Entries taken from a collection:
_ _ _ _ _
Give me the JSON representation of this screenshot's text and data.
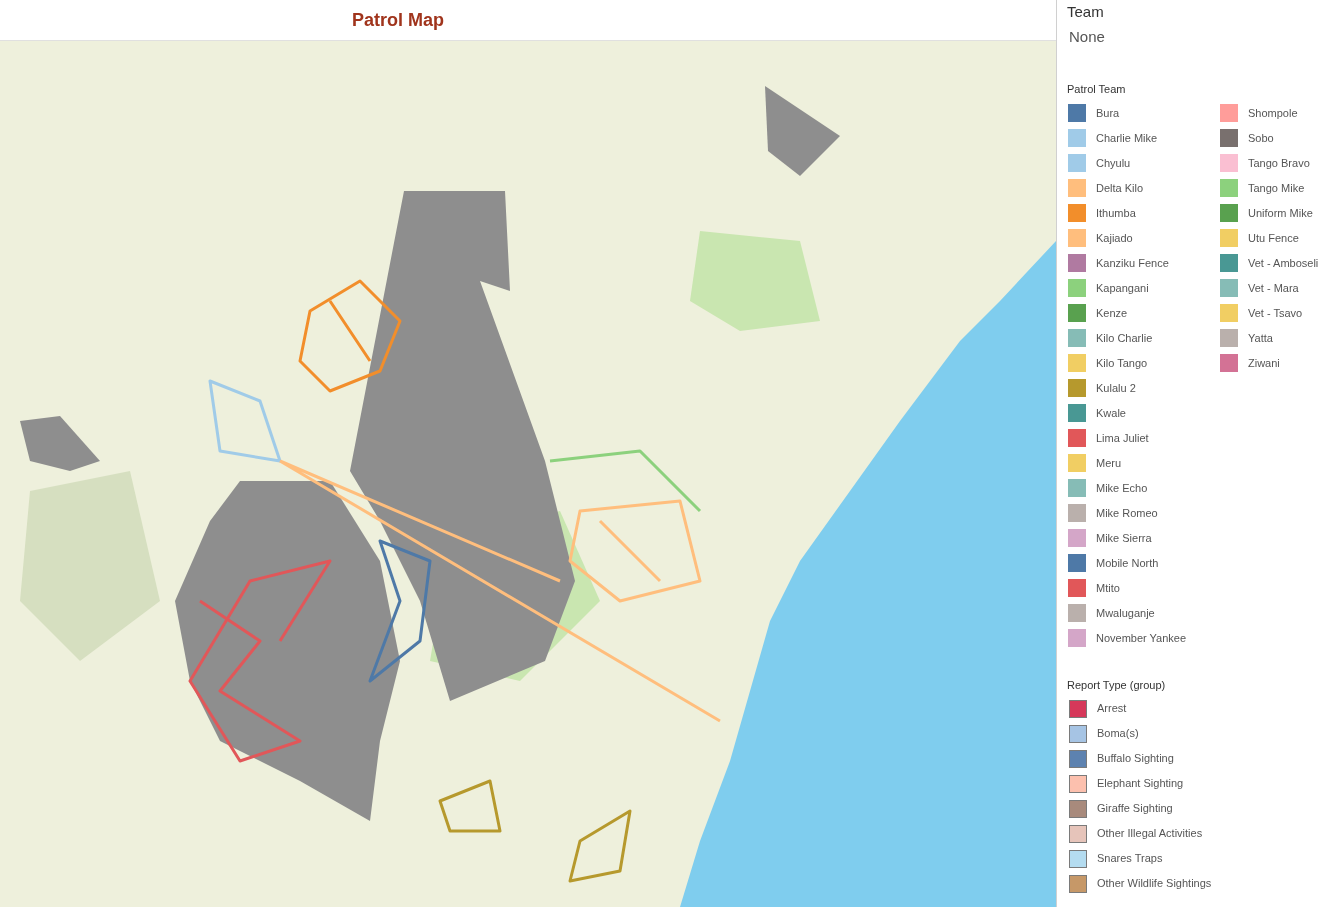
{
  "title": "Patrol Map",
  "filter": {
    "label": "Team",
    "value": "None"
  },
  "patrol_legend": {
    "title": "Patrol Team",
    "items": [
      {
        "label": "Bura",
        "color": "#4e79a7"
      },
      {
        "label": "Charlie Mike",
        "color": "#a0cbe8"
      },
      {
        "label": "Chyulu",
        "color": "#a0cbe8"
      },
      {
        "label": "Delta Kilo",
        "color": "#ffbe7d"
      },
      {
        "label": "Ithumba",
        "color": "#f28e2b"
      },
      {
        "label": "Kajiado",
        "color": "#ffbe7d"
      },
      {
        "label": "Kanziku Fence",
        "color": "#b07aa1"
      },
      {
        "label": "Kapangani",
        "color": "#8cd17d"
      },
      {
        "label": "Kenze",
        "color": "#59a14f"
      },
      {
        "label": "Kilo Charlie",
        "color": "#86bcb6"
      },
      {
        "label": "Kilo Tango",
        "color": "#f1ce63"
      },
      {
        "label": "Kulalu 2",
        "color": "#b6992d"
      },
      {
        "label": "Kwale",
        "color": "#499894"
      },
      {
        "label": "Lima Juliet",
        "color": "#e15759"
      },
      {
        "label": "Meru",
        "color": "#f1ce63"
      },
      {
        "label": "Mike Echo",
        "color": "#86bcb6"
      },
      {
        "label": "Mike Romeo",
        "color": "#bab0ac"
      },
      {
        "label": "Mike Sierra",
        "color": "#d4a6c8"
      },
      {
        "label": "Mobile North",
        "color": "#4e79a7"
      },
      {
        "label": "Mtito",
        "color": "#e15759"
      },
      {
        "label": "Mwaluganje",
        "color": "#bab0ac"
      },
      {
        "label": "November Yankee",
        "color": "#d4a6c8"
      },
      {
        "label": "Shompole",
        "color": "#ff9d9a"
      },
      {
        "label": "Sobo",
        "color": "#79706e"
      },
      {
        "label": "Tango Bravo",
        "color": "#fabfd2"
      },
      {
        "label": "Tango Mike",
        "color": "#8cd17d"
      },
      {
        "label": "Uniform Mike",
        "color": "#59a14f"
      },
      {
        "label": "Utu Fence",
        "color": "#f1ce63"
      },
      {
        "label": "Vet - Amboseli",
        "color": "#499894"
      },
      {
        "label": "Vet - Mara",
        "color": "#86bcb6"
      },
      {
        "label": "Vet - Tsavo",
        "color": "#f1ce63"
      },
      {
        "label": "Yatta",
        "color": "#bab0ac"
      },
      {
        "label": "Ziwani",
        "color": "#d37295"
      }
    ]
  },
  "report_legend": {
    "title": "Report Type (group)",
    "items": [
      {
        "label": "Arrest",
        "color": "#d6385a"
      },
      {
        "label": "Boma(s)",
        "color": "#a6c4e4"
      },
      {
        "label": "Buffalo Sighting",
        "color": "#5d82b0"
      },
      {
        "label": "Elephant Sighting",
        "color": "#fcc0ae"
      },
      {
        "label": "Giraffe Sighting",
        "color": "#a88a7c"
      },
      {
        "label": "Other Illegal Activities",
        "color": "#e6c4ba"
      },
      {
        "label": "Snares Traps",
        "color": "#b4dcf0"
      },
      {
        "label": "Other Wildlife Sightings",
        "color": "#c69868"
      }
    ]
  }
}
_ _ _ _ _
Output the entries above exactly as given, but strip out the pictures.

_RESULT_
Give me the JSON representation of this screenshot's text and data.
{
  "title": "Patrol Map",
  "filter": {
    "label": "Team",
    "value": "None"
  },
  "patrol_legend": {
    "title": "Patrol Team",
    "items": [
      {
        "label": "Bura",
        "color": "#4e79a7"
      },
      {
        "label": "Charlie Mike",
        "color": "#a0cbe8"
      },
      {
        "label": "Chyulu",
        "color": "#a0cbe8"
      },
      {
        "label": "Delta Kilo",
        "color": "#ffbe7d"
      },
      {
        "label": "Ithumba",
        "color": "#f28e2b"
      },
      {
        "label": "Kajiado",
        "color": "#ffbe7d"
      },
      {
        "label": "Kanziku Fence",
        "color": "#b07aa1"
      },
      {
        "label": "Kapangani",
        "color": "#8cd17d"
      },
      {
        "label": "Kenze",
        "color": "#59a14f"
      },
      {
        "label": "Kilo Charlie",
        "color": "#86bcb6"
      },
      {
        "label": "Kilo Tango",
        "color": "#f1ce63"
      },
      {
        "label": "Kulalu 2",
        "color": "#b6992d"
      },
      {
        "label": "Kwale",
        "color": "#499894"
      },
      {
        "label": "Lima Juliet",
        "color": "#e15759"
      },
      {
        "label": "Meru",
        "color": "#f1ce63"
      },
      {
        "label": "Mike Echo",
        "color": "#86bcb6"
      },
      {
        "label": "Mike Romeo",
        "color": "#bab0ac"
      },
      {
        "label": "Mike Sierra",
        "color": "#d4a6c8"
      },
      {
        "label": "Mobile North",
        "color": "#4e79a7"
      },
      {
        "label": "Mtito",
        "color": "#e15759"
      },
      {
        "label": "Mwaluganje",
        "color": "#bab0ac"
      },
      {
        "label": "November Yankee",
        "color": "#d4a6c8"
      },
      {
        "label": "Shompole",
        "color": "#ff9d9a"
      },
      {
        "label": "Sobo",
        "color": "#79706e"
      },
      {
        "label": "Tango Bravo",
        "color": "#fabfd2"
      },
      {
        "label": "Tango Mike",
        "color": "#8cd17d"
      },
      {
        "label": "Uniform Mike",
        "color": "#59a14f"
      },
      {
        "label": "Utu Fence",
        "color": "#f1ce63"
      },
      {
        "label": "Vet - Amboseli",
        "color": "#499894"
      },
      {
        "label": "Vet - Mara",
        "color": "#86bcb6"
      },
      {
        "label": "Vet - Tsavo",
        "color": "#f1ce63"
      },
      {
        "label": "Yatta",
        "color": "#bab0ac"
      },
      {
        "label": "Ziwani",
        "color": "#d37295"
      }
    ]
  },
  "report_legend": {
    "title": "Report Type (group)",
    "items": [
      {
        "label": "Arrest",
        "color": "#d6385a"
      },
      {
        "label": "Boma(s)",
        "color": "#a6c4e4"
      },
      {
        "label": "Buffalo Sighting",
        "color": "#5d82b0"
      },
      {
        "label": "Elephant Sighting",
        "color": "#fcc0ae"
      },
      {
        "label": "Giraffe Sighting",
        "color": "#a88a7c"
      },
      {
        "label": "Other Illegal Activities",
        "color": "#e6c4ba"
      },
      {
        "label": "Snares Traps",
        "color": "#b4dcf0"
      },
      {
        "label": "Other Wildlife Sightings",
        "color": "#c69868"
      }
    ]
  }
}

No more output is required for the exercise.